But a good drink is. Whether it's a Bloody Mary before noon, a non-alcoholic Safe Sex on the Beach after a sweaty workout, or a Garza's nightcap at bedtime, a well-made drink can be exhilarating, like, well, sex. And, depending on the category, just as complicated.
Take tropical drinks, which are built with various kinds of rum and juices to get that island feel. But the classic drinks, the ones that have stayed through the decades from Sinatra to Sting, often only have two ingredients, but they are no less for it.

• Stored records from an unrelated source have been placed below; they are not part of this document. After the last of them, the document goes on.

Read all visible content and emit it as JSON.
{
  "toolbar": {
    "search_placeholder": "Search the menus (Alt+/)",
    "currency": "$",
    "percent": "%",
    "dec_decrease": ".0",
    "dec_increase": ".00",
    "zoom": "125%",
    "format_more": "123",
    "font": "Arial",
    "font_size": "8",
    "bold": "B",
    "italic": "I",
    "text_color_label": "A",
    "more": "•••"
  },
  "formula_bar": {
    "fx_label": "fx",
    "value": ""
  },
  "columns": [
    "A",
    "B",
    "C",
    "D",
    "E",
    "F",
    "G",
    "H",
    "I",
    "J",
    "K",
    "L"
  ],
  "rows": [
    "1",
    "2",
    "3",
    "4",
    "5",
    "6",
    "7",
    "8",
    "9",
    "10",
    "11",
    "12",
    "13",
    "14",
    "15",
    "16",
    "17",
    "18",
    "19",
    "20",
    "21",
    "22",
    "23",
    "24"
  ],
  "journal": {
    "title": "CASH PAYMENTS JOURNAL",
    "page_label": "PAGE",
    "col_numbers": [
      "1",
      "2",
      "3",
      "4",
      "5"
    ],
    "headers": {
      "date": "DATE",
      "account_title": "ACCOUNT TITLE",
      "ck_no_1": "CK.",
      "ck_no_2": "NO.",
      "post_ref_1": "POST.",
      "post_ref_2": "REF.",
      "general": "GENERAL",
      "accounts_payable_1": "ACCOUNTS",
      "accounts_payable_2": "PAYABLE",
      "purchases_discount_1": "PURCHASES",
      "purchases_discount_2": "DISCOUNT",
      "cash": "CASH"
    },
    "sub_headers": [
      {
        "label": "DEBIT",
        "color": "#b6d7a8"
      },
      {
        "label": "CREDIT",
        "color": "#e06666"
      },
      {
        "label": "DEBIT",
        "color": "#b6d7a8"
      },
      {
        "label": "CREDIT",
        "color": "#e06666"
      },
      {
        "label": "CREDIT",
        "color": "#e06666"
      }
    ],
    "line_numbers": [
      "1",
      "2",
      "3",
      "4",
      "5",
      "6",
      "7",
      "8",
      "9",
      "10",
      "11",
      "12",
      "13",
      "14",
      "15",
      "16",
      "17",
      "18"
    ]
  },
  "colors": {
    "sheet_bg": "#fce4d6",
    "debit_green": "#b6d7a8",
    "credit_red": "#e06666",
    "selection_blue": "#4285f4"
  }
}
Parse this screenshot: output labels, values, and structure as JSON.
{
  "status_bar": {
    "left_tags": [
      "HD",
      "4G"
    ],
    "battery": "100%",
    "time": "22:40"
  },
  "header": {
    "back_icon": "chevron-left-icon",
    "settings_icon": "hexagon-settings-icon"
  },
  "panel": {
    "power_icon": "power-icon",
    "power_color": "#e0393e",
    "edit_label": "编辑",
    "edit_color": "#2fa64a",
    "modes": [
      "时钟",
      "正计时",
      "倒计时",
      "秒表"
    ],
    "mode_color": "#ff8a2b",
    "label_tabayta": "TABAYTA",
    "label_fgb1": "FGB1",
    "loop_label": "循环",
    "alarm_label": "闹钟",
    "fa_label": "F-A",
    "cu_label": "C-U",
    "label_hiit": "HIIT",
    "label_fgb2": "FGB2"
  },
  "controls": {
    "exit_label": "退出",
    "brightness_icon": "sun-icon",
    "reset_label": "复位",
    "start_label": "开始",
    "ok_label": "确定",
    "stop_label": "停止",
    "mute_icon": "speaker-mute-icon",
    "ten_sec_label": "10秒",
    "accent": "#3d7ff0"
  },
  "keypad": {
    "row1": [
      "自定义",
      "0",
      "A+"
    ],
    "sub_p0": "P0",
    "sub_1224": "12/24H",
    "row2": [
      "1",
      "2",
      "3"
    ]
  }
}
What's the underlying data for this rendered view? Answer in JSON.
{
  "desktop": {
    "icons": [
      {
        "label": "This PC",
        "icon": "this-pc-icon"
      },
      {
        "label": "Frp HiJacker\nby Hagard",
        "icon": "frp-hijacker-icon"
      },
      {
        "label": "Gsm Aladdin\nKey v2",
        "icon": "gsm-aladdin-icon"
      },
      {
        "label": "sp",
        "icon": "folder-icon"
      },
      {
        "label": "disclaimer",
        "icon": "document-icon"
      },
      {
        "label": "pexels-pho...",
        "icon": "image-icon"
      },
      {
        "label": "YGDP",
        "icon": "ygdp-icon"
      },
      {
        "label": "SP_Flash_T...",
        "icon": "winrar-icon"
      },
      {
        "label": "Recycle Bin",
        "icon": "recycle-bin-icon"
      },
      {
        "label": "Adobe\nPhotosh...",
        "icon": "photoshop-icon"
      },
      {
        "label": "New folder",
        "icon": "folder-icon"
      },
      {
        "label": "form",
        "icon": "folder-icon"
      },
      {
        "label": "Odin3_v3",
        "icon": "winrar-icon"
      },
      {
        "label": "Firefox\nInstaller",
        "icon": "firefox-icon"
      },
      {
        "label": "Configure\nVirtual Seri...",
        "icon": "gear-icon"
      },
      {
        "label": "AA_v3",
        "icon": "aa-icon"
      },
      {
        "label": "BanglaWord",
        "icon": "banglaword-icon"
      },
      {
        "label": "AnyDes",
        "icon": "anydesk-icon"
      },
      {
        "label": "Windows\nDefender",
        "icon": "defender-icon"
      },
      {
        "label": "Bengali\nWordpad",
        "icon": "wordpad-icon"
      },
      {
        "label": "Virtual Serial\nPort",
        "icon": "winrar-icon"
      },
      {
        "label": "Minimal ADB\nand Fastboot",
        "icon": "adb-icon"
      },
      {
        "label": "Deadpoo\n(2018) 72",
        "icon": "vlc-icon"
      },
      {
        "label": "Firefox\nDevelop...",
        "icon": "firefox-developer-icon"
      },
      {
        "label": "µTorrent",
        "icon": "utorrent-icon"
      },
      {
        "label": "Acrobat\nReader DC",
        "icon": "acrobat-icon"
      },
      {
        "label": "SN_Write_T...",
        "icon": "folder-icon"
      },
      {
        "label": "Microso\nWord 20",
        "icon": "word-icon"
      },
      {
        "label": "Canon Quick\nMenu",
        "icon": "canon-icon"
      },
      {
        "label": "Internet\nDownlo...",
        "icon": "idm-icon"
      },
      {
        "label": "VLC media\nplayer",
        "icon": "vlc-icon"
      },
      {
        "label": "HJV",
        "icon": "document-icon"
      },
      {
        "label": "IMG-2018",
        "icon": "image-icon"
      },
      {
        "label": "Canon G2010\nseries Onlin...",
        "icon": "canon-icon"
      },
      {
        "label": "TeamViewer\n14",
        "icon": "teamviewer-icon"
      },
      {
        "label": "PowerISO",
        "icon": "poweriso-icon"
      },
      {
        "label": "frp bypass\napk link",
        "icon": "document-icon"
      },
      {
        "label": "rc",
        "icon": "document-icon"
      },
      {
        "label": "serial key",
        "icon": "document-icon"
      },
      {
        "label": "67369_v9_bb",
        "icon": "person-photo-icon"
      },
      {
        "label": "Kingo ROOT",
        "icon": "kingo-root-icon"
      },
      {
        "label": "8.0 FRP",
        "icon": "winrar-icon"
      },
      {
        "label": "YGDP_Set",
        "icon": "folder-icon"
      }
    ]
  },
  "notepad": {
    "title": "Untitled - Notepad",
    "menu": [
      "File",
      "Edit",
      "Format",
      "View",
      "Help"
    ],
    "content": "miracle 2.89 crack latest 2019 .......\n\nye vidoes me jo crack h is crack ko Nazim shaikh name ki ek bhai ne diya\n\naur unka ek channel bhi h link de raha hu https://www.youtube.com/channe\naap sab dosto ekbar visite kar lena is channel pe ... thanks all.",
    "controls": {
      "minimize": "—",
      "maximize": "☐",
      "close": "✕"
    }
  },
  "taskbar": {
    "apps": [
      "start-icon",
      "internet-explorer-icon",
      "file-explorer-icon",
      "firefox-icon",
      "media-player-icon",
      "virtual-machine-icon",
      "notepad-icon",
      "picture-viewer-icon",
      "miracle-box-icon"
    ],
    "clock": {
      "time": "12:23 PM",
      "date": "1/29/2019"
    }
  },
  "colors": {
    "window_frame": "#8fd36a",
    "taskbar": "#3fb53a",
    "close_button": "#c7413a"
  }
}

In the end, drinking-like wardrobes and lovers-comes down to personal taste. You can wear the most popular fashions, but that isn't nearly as much fun as finding your own style or yes, your own cocktail. That's where this book comes in. Use it to try something new and unexpected. Maybe, after a healthy amount of sampling, you'll find that you really do like the same kind of martinis your friends, or even your dear old dad, like. Or you may simply be happy to stick with the frozen daiquiri you loved in college. With a little courage and experimentation, though, you might just find your drink of choice is something else entirely.
So explore the liquor store. Buy something exotic. Begin mixing. Expect a whole new world of adventure to open up. And remember this toast: may your enemies be lethargic and your lovers energetic.
Publisher's Note: This book and the recipes contained herein are intended for those of a legal drinking age. Please drink responsibly and ensure you and your guests have a designated driver when consuming alcoholic beverages.
For the morning after. Solves problems from last night's out-of-control bachelorette party.
10 1/2 ounces consommé
24 ounces tomato juice
3 tablespoons lemon juice
2 tablespoons Worcestershire sauce
1 teaspoon celery salt
1 teaspoon garlic salt
2 teaspoons salt
9 ounces vodka
1. Mix all ingredients in a pitcher.
2. Serve in highball glasses with ice.
A truly old-school beverage-served at weddings and brunches through the decades.
8 ounces cold milk
1/2 ounce bourbon
3/4 ounce crème de cacao
1. Fill cocktail shaker with ice.
2. Add milk, bourbon, and crème de cacao.
4. Pour into a goblet.
Wow. This makes the cobwebs run screaming.
1 ounce cognac
1 ounce tawny port
1 small egg
1 teaspoon sugar
1. Fill cocktail shaker with ice.
2. Add cognac, port, egg, and sugar.
4. Strain into a chilled delmonico glass.
5. Dust with nutmeg.